The only two space programs that seem to be stuck in their embryonic “prestige” stage are those of North Korea and Iran.
The latest from Uzi Rubin

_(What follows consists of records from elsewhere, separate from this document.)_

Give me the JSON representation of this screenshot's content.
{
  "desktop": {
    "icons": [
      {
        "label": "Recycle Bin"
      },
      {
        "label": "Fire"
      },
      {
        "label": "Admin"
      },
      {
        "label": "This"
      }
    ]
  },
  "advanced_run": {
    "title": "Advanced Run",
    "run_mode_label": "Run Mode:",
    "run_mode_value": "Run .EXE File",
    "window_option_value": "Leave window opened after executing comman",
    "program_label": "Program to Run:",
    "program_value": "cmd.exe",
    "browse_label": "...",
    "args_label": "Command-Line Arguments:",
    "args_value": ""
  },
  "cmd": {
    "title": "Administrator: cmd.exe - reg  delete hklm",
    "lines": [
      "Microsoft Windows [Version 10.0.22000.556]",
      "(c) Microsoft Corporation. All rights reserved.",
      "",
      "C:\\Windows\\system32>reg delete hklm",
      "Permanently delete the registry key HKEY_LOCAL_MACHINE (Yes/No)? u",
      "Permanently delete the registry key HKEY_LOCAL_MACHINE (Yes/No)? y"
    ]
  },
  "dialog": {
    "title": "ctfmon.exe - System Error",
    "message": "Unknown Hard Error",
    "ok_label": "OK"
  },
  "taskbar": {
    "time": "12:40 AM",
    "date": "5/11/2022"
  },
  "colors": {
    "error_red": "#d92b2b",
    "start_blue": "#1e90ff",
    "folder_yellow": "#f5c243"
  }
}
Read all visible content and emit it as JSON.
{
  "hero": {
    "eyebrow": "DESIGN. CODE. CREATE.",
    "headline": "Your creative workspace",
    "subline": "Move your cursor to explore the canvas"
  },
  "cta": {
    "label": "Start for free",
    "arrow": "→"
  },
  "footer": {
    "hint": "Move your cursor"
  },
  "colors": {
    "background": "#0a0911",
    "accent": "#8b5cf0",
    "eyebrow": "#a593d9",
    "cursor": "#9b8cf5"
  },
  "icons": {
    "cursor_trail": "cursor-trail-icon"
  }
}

The report “Making Sense of Ballistic Missile Defense” published in September by the National Academy of Sciences (NAS) is one of the most significant studies released on this topic. For years, critics from the academy and the arms control community denigrated missile defense on political and technical grounds, stressing the “insolvable” issue of countermeasures to “prove” their point. According to them, all midcourse missile defenses in development today are not viable on account of “simple and cheap” countermeasures that could be easily developed and deployed by nonindustrialized countries without even first testing them in real flight. Only boost phase intercepting systems could be viable, according to those critics. By implications, then, the huge sums spent on current midcourse missile defense programs are wastefully enriching the defense sector.